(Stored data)
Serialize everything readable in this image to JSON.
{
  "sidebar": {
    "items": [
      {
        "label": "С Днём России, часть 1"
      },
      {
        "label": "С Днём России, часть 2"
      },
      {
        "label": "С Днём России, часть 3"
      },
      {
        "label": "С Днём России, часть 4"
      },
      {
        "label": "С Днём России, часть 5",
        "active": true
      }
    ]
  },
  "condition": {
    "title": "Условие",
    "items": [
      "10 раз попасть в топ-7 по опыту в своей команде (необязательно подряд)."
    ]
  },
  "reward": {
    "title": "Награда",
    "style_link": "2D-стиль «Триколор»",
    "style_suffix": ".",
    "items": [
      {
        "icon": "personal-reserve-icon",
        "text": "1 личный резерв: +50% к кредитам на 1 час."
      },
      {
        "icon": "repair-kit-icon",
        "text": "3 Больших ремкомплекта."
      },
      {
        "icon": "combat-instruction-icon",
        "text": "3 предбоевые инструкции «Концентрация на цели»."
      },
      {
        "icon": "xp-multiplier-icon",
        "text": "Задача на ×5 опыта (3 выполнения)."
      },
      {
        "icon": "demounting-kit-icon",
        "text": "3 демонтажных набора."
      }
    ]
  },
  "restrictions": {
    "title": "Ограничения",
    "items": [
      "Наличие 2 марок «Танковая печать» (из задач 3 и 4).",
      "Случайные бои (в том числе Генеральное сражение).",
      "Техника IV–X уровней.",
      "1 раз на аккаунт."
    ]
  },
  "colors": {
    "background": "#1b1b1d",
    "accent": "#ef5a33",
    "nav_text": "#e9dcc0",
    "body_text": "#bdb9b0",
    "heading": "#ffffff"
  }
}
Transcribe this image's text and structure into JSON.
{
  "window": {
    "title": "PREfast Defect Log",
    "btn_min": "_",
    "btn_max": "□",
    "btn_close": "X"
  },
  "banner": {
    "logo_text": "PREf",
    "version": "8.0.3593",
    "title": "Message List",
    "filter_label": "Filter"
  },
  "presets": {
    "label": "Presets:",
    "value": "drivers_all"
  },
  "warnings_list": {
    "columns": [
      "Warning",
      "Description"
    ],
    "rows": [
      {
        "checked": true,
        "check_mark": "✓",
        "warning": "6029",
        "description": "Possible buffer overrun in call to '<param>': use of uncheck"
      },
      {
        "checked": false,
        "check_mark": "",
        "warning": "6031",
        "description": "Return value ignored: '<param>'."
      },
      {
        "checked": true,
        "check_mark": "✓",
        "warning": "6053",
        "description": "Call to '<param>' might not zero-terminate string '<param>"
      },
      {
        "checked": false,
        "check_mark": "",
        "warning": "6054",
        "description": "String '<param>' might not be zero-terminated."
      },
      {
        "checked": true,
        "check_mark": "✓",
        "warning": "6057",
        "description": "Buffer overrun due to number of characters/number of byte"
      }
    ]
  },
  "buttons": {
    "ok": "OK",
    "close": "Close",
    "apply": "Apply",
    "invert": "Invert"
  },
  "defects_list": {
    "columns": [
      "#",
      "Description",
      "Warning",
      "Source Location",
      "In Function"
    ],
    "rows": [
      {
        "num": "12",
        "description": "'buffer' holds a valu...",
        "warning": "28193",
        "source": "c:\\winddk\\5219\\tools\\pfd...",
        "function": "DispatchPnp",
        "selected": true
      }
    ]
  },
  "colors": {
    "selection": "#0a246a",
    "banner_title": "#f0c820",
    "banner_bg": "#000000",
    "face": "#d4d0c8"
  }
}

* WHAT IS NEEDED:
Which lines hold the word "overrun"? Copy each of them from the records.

* SOLUTION TO THIS EXERCISE:
        "description": "Possible buffer overrun in call to '<param>': use of uncheck"
        "description": "Buffer overrun due to number of characters/number of byte"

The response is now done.